Please work out how many lines in the records below include the word "content", and reply with that number only.

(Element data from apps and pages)
————————

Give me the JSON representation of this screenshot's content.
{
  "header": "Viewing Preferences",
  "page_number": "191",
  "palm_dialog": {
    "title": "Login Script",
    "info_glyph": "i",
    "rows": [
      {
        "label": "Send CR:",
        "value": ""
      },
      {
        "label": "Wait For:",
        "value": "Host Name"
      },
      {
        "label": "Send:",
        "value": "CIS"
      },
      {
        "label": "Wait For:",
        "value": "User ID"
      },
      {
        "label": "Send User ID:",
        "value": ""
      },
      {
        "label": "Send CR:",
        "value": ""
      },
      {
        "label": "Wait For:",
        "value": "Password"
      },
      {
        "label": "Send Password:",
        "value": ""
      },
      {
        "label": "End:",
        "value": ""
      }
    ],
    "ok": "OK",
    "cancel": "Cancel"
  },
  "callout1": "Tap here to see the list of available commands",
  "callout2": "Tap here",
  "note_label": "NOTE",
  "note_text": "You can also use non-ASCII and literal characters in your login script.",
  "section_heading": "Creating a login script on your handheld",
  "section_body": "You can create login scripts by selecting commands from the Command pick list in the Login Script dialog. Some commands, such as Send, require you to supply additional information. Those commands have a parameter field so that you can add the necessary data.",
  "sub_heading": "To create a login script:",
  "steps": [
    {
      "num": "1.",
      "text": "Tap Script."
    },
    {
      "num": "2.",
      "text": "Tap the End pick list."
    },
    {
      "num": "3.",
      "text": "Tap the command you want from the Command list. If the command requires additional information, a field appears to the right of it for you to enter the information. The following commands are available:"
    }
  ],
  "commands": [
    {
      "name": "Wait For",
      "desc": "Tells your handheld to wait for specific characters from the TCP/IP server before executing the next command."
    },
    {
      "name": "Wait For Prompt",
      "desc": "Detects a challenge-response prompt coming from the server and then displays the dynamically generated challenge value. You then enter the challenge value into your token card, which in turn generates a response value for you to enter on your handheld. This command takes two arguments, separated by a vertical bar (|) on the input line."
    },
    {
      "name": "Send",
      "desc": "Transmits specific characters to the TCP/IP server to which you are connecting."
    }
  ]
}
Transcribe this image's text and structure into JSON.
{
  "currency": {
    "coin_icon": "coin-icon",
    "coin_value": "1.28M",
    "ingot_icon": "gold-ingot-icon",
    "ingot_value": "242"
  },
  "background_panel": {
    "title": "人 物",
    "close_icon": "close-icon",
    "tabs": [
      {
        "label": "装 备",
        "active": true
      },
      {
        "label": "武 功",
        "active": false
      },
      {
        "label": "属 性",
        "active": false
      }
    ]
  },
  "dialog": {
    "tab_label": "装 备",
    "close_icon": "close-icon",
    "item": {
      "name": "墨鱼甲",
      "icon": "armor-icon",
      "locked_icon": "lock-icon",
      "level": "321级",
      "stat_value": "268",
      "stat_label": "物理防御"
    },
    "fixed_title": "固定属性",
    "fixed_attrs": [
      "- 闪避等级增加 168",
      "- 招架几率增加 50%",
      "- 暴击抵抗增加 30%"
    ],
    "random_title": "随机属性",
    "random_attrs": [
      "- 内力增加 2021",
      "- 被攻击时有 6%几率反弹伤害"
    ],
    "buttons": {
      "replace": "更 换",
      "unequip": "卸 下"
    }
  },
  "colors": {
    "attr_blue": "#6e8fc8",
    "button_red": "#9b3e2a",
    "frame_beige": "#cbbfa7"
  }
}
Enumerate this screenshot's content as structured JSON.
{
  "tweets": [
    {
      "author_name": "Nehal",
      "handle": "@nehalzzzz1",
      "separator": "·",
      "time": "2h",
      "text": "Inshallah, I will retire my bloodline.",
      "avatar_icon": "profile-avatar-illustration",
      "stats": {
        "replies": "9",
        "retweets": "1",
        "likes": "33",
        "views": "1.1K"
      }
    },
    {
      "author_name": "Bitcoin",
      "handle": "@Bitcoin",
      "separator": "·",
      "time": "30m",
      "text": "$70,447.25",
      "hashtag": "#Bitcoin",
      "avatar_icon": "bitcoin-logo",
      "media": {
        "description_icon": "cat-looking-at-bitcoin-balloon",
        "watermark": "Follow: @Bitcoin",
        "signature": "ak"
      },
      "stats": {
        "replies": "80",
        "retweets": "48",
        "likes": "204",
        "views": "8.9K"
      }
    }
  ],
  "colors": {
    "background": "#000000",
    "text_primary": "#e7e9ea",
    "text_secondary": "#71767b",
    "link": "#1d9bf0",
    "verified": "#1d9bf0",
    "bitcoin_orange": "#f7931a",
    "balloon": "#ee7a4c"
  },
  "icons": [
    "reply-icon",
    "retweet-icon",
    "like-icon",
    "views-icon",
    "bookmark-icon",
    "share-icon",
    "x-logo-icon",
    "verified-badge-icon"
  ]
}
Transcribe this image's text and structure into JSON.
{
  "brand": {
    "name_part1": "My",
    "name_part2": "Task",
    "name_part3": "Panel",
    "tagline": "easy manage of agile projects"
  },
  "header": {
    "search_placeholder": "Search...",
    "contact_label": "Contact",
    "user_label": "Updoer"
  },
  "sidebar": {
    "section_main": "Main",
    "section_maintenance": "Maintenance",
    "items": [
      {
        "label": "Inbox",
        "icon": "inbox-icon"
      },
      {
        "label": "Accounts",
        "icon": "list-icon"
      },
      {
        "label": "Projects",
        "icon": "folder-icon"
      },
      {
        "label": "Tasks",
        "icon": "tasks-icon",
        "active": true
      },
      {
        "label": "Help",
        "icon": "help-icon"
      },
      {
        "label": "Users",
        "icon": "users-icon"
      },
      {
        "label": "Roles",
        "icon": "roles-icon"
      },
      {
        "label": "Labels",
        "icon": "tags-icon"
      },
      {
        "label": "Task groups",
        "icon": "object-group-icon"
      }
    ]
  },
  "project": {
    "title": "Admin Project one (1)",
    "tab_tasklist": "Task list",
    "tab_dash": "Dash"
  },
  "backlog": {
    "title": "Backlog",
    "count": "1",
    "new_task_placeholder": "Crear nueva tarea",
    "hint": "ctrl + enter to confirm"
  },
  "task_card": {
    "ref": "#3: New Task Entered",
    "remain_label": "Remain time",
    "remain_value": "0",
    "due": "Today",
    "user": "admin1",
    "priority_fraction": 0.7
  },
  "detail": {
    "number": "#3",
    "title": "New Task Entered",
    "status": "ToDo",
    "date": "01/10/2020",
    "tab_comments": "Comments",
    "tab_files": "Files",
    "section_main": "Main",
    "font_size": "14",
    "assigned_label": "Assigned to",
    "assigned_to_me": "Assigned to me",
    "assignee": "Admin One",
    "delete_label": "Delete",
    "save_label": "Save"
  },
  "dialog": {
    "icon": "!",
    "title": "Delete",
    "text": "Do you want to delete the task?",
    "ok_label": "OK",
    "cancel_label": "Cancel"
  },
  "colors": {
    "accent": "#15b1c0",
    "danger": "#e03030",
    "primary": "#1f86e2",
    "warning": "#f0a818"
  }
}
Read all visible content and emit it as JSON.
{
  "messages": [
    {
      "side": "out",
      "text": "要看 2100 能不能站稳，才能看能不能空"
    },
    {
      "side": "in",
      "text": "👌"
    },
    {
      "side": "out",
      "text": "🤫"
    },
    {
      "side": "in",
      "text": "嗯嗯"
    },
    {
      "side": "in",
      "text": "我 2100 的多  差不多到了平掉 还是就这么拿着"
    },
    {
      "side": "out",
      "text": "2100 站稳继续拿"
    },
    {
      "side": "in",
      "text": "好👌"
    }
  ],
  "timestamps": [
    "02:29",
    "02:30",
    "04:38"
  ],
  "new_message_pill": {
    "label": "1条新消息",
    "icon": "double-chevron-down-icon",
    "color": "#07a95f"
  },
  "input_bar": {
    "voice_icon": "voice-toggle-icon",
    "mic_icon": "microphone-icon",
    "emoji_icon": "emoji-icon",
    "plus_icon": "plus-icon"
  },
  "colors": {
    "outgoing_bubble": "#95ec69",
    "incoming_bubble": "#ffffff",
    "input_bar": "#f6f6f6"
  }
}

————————

- **Solution to the exercise**
3